Yu said Hsieh`s notion of ``one China constitution`` violated the DPP`s May 1999 Resolution on the Future of Taiwan and also stated that while Su`s position that the framework was a ``one Taiwan`` constitution was in keeping with the resolution but only protected the status quo.
Instead, the DPP chairman stated that Taiwan faces isolation and denigration because ``we are not yet a normal country`` and said that the May 1999 resolution should be replaced by a ``resolution for Taiwan to become a normal country`` and called for the enactment of a new constitution, the adoption of the name of Taiwan and entry into the United Nations under the name of Taiwan.
Yu declared that realization of the ``normalization`` agenda was possible ``only if the DPP had complete governance`` but also stated that his nomination and election would send a message to the international community that the 23 million people of Taiwan ``want independence and want Taiwan to be a normal country.``
In contrast, Yu said that the election of Su or Hsieh would tell the world that the Taiwan people wanted the ``status quo`` and warned that Ma`s election would tell the international community that ``the 23 million Taiwan people support unification.``
The last debate featured the only disruption in order as, just after DPP Acting Chairman Trong Chai concluded introductory remarks, Lin Yu-fang, producer of the controversial video ``Extraordinary Videodisk,`` raised a white banner reading ``(President)Chen Should Retract (his) Black Hand,`` evidently

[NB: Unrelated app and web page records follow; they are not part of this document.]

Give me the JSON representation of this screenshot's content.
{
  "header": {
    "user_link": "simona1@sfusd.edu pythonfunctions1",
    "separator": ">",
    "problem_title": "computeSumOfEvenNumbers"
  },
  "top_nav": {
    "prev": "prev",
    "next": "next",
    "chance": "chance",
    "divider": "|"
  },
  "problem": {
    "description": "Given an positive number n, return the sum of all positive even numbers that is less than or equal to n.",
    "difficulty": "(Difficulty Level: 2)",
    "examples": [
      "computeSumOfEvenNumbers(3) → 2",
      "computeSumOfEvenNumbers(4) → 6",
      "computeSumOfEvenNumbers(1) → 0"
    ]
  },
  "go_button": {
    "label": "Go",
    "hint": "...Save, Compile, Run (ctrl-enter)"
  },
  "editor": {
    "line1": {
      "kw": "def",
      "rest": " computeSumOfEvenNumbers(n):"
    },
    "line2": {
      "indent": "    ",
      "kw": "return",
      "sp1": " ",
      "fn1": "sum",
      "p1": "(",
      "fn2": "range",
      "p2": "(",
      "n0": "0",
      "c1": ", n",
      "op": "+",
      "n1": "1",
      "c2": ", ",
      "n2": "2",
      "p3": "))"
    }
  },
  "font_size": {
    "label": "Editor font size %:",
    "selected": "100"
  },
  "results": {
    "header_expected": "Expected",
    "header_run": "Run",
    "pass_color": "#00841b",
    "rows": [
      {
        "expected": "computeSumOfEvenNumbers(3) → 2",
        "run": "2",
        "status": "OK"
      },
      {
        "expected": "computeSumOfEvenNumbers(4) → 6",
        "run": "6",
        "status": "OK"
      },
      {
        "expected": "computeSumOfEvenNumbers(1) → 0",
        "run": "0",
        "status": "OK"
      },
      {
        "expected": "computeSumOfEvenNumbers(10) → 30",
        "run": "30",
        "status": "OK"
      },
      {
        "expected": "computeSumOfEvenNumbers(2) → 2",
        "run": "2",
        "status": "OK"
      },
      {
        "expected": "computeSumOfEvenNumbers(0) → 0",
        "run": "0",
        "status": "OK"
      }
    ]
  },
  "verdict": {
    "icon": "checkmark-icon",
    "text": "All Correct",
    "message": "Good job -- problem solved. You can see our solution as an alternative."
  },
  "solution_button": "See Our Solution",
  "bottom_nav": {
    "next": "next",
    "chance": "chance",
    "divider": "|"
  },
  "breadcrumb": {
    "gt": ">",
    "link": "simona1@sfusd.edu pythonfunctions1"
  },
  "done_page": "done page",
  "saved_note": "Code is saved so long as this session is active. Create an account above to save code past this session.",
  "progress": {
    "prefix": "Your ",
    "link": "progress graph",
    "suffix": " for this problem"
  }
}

to protest allegations that the president had been supporting special candidates.
Lin and a collaborator were pushed out of the auditorium by security personnel and DPP party workers, ending the only such disruption to take place in the four debates.